Fast forward to the end of 2017. Fresh from the victorious tie-up with Bombardier, Airbus CEO Tom Enders faced what, according to Aviation Week and Space Technology, “could prove to be the death blow for Airbus’ poorly selling A380 wide body jet”. On December 14, came the explosive shot: Enders announced that he would step down in April 2019, even though he would be only 60 years old. Was the resignation linked to Airbus’ entanglement in a corruption scandal about the alleged illegal use of middlemen in commercial aircraft sales campaigns?
Whatever the reasons for Enders stepping down, a power struggle ensued resulting in a transformative leadership change: the final result of reverberations at Airbus over the alleged bribery scandal. Of course, some collateral damage did also take place.

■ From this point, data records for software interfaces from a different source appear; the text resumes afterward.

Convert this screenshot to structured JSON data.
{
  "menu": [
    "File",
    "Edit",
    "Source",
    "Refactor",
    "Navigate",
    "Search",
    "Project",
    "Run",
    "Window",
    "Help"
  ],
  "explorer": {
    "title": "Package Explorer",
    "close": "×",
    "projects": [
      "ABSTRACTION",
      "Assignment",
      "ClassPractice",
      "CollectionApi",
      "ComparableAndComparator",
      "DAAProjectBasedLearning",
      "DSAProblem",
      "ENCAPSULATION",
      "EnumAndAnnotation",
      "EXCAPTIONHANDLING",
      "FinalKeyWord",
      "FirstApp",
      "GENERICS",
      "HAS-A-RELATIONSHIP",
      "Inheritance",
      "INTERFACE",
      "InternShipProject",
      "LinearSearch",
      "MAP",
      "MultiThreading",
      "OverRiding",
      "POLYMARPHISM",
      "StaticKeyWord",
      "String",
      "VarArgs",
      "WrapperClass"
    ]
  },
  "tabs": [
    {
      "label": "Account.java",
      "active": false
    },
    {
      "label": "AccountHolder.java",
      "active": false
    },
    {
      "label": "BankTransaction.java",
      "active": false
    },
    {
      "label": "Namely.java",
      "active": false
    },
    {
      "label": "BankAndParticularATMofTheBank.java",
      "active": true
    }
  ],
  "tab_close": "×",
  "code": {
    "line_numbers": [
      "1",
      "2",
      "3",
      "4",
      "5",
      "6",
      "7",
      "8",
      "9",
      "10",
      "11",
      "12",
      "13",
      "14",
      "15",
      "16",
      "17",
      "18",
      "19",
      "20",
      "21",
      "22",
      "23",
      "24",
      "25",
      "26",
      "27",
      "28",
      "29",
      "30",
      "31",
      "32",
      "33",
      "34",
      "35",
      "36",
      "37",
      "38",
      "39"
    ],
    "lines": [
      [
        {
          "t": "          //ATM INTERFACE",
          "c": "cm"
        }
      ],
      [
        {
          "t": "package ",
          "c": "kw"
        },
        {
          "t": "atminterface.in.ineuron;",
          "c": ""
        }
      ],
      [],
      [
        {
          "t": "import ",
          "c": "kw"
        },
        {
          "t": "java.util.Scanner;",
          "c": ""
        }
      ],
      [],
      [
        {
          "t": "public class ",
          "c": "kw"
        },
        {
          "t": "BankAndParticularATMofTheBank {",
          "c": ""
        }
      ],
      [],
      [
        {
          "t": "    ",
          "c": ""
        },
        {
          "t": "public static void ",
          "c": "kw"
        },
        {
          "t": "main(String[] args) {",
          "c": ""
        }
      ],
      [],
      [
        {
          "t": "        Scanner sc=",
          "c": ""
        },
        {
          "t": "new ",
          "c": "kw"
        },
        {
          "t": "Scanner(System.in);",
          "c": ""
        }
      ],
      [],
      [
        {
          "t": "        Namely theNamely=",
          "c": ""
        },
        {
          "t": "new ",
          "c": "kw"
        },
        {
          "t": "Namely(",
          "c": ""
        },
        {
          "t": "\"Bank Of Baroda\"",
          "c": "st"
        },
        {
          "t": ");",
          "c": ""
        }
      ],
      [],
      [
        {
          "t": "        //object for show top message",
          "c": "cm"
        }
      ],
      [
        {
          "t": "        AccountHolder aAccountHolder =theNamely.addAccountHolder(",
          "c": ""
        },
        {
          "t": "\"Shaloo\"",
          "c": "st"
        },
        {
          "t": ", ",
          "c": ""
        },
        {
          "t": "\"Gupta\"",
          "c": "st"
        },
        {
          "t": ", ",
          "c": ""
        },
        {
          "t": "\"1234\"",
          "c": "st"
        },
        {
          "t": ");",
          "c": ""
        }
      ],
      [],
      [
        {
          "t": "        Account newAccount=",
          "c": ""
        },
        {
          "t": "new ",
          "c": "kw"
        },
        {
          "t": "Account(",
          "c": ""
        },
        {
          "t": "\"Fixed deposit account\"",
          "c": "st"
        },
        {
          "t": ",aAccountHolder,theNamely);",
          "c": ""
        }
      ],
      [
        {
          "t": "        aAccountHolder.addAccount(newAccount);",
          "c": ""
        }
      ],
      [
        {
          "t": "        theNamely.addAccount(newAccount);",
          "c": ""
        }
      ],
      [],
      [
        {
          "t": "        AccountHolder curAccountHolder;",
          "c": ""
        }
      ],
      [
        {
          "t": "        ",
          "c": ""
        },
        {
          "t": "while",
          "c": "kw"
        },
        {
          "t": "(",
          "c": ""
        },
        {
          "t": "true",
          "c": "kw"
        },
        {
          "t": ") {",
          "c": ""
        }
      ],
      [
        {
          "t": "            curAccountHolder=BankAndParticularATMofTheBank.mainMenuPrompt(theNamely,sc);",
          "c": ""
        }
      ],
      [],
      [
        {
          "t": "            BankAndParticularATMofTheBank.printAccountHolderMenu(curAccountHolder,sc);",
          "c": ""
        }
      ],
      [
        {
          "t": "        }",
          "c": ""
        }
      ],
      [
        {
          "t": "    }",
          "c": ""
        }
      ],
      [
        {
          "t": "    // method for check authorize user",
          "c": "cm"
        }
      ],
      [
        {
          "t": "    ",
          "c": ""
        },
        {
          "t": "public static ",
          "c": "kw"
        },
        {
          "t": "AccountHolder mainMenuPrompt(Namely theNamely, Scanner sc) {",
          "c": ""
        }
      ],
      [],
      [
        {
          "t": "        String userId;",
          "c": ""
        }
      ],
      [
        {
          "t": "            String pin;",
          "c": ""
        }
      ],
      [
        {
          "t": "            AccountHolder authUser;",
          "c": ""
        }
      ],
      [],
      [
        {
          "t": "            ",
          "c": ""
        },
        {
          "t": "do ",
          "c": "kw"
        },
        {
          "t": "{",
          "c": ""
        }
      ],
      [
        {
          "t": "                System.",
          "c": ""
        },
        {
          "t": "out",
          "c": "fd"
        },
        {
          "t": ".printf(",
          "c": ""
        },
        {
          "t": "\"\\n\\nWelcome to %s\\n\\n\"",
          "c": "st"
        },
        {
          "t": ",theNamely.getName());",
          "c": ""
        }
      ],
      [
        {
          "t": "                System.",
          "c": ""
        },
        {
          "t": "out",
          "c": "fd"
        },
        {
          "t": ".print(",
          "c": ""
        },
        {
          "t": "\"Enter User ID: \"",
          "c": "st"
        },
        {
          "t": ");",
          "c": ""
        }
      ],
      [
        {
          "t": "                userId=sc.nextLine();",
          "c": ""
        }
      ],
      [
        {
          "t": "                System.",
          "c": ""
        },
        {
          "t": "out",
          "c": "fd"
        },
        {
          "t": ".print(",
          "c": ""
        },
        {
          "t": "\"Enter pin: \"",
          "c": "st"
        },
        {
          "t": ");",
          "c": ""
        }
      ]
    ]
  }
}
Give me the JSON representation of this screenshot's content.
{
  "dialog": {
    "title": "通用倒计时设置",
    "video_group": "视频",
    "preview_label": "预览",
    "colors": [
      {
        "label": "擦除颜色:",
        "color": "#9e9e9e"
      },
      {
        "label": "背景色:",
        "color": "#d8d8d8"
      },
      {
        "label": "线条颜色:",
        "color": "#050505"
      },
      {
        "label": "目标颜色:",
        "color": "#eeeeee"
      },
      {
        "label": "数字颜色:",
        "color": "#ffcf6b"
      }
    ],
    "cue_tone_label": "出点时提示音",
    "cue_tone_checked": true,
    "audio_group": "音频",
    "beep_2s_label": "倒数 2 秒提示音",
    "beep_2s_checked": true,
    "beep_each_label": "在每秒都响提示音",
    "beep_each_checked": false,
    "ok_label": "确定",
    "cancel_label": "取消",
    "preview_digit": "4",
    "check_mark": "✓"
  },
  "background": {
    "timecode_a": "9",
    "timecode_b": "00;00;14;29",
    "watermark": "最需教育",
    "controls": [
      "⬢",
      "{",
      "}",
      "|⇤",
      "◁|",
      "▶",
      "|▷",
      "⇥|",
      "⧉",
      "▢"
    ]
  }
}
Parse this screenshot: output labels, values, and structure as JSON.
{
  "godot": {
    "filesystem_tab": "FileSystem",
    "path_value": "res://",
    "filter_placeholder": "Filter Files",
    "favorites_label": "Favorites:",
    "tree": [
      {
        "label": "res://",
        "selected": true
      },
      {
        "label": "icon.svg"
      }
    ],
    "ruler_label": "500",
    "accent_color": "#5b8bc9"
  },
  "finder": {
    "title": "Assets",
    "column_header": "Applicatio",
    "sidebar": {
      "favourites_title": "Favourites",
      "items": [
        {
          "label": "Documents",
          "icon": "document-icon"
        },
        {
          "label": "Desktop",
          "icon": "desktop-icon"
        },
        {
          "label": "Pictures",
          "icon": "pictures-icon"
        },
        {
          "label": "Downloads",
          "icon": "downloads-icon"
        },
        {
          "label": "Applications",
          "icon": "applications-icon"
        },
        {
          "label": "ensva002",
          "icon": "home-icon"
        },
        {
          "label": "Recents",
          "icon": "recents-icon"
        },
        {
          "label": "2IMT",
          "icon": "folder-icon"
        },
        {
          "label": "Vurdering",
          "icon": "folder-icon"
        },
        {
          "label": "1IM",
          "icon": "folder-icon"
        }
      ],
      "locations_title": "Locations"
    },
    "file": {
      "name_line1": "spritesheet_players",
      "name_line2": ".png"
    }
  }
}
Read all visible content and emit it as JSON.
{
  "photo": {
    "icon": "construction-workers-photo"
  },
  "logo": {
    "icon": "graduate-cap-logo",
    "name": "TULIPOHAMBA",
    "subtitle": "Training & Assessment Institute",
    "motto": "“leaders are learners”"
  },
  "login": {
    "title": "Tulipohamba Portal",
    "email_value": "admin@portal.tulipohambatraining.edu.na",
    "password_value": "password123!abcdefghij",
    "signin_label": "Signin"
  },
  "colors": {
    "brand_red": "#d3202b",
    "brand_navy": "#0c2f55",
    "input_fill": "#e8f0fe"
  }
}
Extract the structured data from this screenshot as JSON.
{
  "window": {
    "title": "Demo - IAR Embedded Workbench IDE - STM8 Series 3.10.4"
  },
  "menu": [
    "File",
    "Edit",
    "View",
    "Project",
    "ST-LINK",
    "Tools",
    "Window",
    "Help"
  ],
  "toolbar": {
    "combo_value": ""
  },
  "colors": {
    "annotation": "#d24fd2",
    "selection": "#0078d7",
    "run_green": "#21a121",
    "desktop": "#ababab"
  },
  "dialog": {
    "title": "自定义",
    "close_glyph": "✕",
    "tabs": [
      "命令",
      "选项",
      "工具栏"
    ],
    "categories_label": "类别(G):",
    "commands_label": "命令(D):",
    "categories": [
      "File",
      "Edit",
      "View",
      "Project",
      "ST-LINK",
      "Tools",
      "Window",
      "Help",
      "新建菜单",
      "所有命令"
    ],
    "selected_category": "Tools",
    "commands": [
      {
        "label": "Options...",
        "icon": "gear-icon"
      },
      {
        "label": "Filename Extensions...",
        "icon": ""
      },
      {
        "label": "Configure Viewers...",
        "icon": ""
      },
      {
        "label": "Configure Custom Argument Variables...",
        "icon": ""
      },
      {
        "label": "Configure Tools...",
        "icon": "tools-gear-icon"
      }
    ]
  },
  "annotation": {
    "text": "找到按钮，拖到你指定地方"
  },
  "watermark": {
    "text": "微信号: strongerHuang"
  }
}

The key question that was on everyone’s lips was: After Enders, who? The answer came in the appointment of French engineer Guillaume Faury. Airbus Board Chairman Denis Ranque praised Faury’s “global outlook, extensive operational experience, strong personal values and straightforward leadership style” in a statement. Appa